The first time I saw the before and after x-rays, I considered it a miracle. I work for the incredible team of physician-scientists who made this miracle happen. The x-rays I was seeing were of a very young patient. The before x-rays showed a tumor literally choking the life out of this young child. As a mother myself, it broke my heart. This tiny little girl had neurofibromatosis type 1 (NF1), a genetic disorder that causes tissues to develop abnormally. It manifests in both malignant and non-malignant tumors. It is the most common inherited cancer predisposition syndrome. These tumors often encase nerve sheaths which makes them inoperable.

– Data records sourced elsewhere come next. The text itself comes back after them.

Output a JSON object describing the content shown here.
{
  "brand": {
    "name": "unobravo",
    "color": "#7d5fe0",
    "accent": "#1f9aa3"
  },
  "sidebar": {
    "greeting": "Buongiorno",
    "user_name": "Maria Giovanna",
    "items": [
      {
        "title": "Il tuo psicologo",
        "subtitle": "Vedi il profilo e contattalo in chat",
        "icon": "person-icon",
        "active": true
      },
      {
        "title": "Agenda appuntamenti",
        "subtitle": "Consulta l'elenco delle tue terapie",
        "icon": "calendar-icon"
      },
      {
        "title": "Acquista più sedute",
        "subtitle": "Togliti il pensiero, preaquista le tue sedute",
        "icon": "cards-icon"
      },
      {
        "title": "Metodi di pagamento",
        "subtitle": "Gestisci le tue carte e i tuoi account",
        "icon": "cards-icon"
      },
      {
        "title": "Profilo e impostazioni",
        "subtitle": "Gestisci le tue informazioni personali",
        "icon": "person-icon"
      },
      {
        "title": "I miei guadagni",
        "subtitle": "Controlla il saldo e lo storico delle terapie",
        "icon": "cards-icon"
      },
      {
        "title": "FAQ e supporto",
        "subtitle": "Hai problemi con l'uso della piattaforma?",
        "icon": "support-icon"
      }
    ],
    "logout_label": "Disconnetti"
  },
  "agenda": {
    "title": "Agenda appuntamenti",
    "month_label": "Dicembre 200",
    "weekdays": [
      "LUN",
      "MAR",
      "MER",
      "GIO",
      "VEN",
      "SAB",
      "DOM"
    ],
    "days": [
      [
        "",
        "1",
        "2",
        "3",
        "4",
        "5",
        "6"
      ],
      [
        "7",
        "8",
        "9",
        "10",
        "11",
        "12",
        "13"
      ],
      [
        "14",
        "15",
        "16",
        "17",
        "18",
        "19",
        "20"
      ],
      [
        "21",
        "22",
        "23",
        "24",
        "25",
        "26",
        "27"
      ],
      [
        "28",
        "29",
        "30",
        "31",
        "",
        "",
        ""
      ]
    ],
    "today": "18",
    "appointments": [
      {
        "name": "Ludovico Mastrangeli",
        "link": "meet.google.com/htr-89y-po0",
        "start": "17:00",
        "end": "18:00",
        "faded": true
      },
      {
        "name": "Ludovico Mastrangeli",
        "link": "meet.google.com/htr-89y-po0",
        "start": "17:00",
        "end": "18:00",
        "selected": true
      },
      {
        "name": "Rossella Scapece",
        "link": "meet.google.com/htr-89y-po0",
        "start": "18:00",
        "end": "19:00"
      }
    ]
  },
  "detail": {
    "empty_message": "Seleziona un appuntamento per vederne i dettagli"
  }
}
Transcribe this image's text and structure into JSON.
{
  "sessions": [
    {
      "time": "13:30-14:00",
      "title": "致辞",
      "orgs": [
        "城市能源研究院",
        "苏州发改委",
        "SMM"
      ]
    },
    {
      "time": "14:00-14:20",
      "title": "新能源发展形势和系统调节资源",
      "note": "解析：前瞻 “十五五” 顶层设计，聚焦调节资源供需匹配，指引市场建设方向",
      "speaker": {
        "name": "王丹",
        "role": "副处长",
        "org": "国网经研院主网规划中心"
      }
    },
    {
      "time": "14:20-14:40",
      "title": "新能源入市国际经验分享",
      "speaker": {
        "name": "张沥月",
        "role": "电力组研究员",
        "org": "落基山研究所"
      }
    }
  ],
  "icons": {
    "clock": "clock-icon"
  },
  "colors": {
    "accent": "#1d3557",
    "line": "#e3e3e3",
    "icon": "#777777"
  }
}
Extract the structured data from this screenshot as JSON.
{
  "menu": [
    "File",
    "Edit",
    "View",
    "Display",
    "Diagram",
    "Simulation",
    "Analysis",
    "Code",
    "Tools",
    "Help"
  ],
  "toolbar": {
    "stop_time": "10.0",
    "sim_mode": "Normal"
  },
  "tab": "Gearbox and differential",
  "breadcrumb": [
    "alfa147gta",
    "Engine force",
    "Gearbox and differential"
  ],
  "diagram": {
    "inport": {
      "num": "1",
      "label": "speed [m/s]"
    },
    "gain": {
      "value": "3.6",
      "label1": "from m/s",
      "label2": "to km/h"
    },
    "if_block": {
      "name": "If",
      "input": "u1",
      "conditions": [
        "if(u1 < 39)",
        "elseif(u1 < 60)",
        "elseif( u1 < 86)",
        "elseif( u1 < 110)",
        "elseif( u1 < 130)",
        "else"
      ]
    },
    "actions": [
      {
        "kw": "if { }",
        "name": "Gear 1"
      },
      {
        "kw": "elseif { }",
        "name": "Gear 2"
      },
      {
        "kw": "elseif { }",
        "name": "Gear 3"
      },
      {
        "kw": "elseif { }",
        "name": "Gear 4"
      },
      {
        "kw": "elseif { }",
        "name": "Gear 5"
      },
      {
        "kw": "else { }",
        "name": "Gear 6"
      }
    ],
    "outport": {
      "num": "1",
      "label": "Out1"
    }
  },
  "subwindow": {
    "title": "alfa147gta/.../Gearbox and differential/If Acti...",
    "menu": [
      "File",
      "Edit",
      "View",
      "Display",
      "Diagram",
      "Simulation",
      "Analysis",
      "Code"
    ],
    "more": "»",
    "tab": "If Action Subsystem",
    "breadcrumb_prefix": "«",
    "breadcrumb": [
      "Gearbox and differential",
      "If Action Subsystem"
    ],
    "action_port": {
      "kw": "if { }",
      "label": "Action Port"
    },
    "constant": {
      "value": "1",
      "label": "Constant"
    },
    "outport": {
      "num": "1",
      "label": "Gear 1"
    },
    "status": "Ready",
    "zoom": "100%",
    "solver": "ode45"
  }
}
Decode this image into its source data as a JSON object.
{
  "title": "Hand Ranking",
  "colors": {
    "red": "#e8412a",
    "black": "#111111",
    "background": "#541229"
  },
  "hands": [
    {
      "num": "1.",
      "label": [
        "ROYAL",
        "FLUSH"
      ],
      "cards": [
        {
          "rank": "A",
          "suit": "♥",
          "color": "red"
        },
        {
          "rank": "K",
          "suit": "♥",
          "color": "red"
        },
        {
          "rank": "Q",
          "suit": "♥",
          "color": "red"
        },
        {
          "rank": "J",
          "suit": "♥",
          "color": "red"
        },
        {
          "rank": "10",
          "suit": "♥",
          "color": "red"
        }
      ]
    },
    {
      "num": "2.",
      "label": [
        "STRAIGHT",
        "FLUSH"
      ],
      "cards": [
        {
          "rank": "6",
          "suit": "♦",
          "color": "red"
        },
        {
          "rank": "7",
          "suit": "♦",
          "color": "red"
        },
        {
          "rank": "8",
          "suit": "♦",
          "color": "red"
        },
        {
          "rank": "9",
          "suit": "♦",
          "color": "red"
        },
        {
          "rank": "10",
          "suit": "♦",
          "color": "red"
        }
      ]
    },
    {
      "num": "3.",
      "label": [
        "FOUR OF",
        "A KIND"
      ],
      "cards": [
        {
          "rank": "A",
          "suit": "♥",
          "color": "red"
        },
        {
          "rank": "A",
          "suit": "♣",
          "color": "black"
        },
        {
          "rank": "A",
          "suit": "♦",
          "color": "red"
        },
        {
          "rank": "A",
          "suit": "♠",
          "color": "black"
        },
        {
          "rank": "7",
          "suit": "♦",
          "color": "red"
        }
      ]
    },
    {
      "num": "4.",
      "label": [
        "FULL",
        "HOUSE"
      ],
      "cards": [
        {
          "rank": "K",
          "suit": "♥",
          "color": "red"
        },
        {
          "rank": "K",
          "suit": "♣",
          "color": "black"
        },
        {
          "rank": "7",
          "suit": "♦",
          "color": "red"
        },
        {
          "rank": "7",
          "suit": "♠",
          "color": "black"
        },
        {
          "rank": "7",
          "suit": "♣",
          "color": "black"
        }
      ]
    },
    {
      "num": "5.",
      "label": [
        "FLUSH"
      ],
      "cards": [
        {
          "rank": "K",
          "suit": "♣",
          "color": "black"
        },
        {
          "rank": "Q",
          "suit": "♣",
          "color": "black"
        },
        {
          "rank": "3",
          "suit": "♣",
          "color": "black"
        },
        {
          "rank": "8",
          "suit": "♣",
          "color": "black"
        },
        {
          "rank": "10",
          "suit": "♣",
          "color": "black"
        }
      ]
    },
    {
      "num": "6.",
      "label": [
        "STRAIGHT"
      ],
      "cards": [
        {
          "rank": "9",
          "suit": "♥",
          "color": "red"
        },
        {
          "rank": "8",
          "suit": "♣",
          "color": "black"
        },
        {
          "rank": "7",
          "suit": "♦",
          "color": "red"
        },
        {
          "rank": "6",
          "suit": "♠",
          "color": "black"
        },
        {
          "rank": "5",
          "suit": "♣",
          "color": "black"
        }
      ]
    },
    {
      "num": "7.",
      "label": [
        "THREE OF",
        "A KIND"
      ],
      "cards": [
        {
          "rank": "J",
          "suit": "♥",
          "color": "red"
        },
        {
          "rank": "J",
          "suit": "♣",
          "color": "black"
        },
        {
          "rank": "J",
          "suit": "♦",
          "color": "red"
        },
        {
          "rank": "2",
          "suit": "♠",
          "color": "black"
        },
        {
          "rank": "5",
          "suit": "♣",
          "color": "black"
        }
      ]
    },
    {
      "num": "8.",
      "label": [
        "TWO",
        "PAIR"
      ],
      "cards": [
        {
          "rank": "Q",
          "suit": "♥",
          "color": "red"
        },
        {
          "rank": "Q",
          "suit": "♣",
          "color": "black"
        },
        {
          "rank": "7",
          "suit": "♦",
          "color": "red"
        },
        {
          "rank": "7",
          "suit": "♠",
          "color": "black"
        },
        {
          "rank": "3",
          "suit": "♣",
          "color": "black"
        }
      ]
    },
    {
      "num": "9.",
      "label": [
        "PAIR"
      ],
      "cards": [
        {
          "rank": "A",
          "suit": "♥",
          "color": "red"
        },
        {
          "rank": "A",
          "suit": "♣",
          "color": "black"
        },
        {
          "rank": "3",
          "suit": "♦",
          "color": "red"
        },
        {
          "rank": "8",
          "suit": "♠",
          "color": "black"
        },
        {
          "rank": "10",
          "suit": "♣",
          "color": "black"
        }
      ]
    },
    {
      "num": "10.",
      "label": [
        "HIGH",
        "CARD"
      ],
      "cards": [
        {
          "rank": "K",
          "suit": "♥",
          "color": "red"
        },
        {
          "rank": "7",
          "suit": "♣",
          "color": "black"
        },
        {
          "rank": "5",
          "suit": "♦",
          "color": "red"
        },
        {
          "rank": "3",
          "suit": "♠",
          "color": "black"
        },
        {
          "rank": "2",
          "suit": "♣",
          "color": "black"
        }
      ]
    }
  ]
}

The child’s tumor was slowly squeezing her throat shut and there was little that could be done to stop this life-threatening disease. Her mother was told to simply take her home and make her as comfortable as possible. However, her mother refused to give up. She contacted Dr. Wade Clapp. His lab at the Wells Center for Pediatric Research on the Indiana University School of Medicine campus in Indianapolis had published groundbreaking studies in medical journals that provided the first ever hope for NF1 patients. His team of physician-scientists had discovered a non-surgical treatment for NF1.
Treatment was started by placing medicine in the child’s breakfast each morning. The results were dramatic. Within 6 months, her tumor had been reduced by 70%. She was once again able to attend school, play with her friends and participate in family activities. Eight years later she continues to thrive.
Today, Dr. Clapp’s lab, IU School of Medicine and his global collaborators are considered the world’s foremost experts in this disease and its treatment. Discoveries in the pathogenesis of neurofibromatosis and its treatment are now a model for developing interventions for children with genetic disorders. Exciting research breakthroughs in understanding the causes of childhood diseases and then identifying new treatments and therapies happen regularly at Indiana University School of Medicine and the Wells Center for Pediatric Research on the IU School of Medicine campus. The Department of Pediatrics participates in 200-300 clinical trials annually for new and innovative treatments for diseases that affect children. To date, more than 500 NF1 patients have participated in clinical trials worldwide, and Dr. Clapp and his research collaborators have expanded their research to include presarcomas, sarcomas, myeloid leukemia and schwannomas.
The views expressed in this content represent the perspective and opinions of the author and may or may not represent the position of Indiana University School of Medicine.
Communications and Marketing Manager
Susan is the Communications & Marketing Manager for the Department of Pediatrics at Indiana University School of Medicine.